We include products we think are useful for our readers. If you buy through links on this page, we may earn a small commission Here’s our process.
Healthline only shows you brands and products that we stand behind.Our team thoroughly researches and evaluates the recommendations we make on our site. To establish that the product manufacturers addressed safety and efficacy standards, we:
- Evaluate ingredients and composition: Do they have the potential to cause harm?
- Fact-check all health claims: Do they align with the current body of scientific evidence?
- Assess the brand: Does it operate with integrity and adhere to industry best practices?
What is tinea manuum?
Tinea manuum is a fungal infection of the hands. Tinea is also called ringworm, and manuum refers to it being on the hands. When it’s found on the feet, it’s called tinea pedis or athlete’s foot.
Tinea causes a red, scaly rash that usually has a border that is slightly raised. This border usually creates a ring, which is why it’s sometimes referred to as ringworm.
Most parts of the body can get tinea or ringworm. Those parts include:
- toenails and fingernails
Tinea is contagious. Tinea manuum is a slightly less common form of tinea, and you often contract it by touching your feet or groin if they are infected. In fact, tinea will usually be on your feet if it’s on a hand.
You can get tinea manuum from others who have the infection. Touching objects contaminated with fungus can also result in infection. Tinea in general is fairly common, and many people will get some form of it in their lifetime.
Anyone can get tinea manuum, but there are some who are more likely to get it than others. People who are more likely to contract tinea manuum include:
- those who handle or are around animals
- those who play sports that involve close contact with skin
- those who use public showers in places like gyms or elsewhere
There are a variety of causes for tinea. Since tinea is contagious, you can get it by making contact with the skin of someone with the fungus, including yourself. You can also get it when your skin comes into contact with a surface that has been contaminated by someone with tinea.
Tinea can spread from some animals, including dogs, cats, cows, and hedgehogs. You can even get tinea from contaminated soil. Wearing tight-fitting clothing or shoes, especially when you sweat, can make you more vulnerable to tinea.
There are several common symptoms of tinea manuum.
- The infected area on your hand will normally start small and gradually become larger over time.
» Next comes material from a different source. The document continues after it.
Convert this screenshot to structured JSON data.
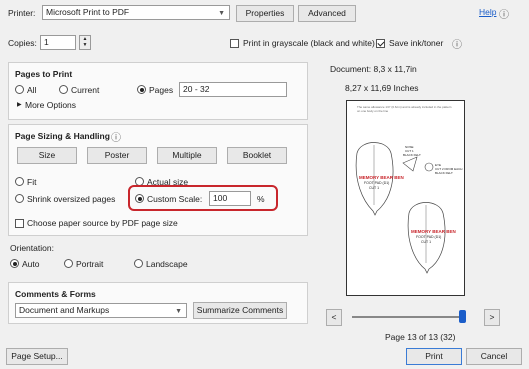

- The infection will generally start on the palm of the hand and may or may not spread to your fingers and the back of your hand.
- The area infected with tinea will be itchy, red, and have a scaly appearance.
- The infected area may also peel and flake.
Tinea manuum tends to occur on just one hand and both feet. Depending on the fungus causing the tinea, the area may also blister and contain a clear liquid.
Tinea manuum vs. hand dermatitis
While they may seem similar, there are differences between tinea manuum and hand dermatitis. Tinea manuum typically has a raised border with a clear area in the middle, while dermatitis does not.
Most of the time, only one hand is affected by tinea manuum. Hand dermatitis is also typically much itchier than fungus. If your symptoms don’t go away with over-the-counter (OTC) fungal treatments, you might have dermatitis.
You can usually treat your tinea at home using a number of OTC topical medications. These include miconazole (Lotrimin), terbinafine (Lamisil), and others.
If the infection does not clear up after a month, your doctor may recommend a prescription topical medication. In severe cases or special circumstances, your doctor may prescribe an oral medication to resolve the problem.
A medical professional can diagnose tinea (including manuum) using several different methods. One is by using a Wood’s lamp. When this lamp shines on certain fungi, the fungus shines a different color or brightness than the rest of your skin.
Your doctor may examine scales from the infected area under a microscope to diagnose tinea. Another way to diagnose the condition is to take a culture of a sample of the infected skin. A culture is usually only done if your doctor thinks your tinea will require oral medication.
Tinea manuum is curable with proper treatment. Some cases may become more severe and need prescription medication, but most tinea will clear up in about a month or less.
To prevent tinea manuum, keep your hands clean and dry, especially if you wear gloves regularly. Avoid contact with those who have an active case of tinea on any part of their body.
If you have tinea on other parts of your own body, avoid scratching these areas with your hands. When you treat other infected areas, it’s good to wear disposable gloves to avoid spreading tinea to your hands.
Be sure to see your doctor if your tinea manuum does not go away after a month of using OTC topical treatments. You should also see your doctor if you get tinea and you have diabetes or an illness or condition that affects your immune system.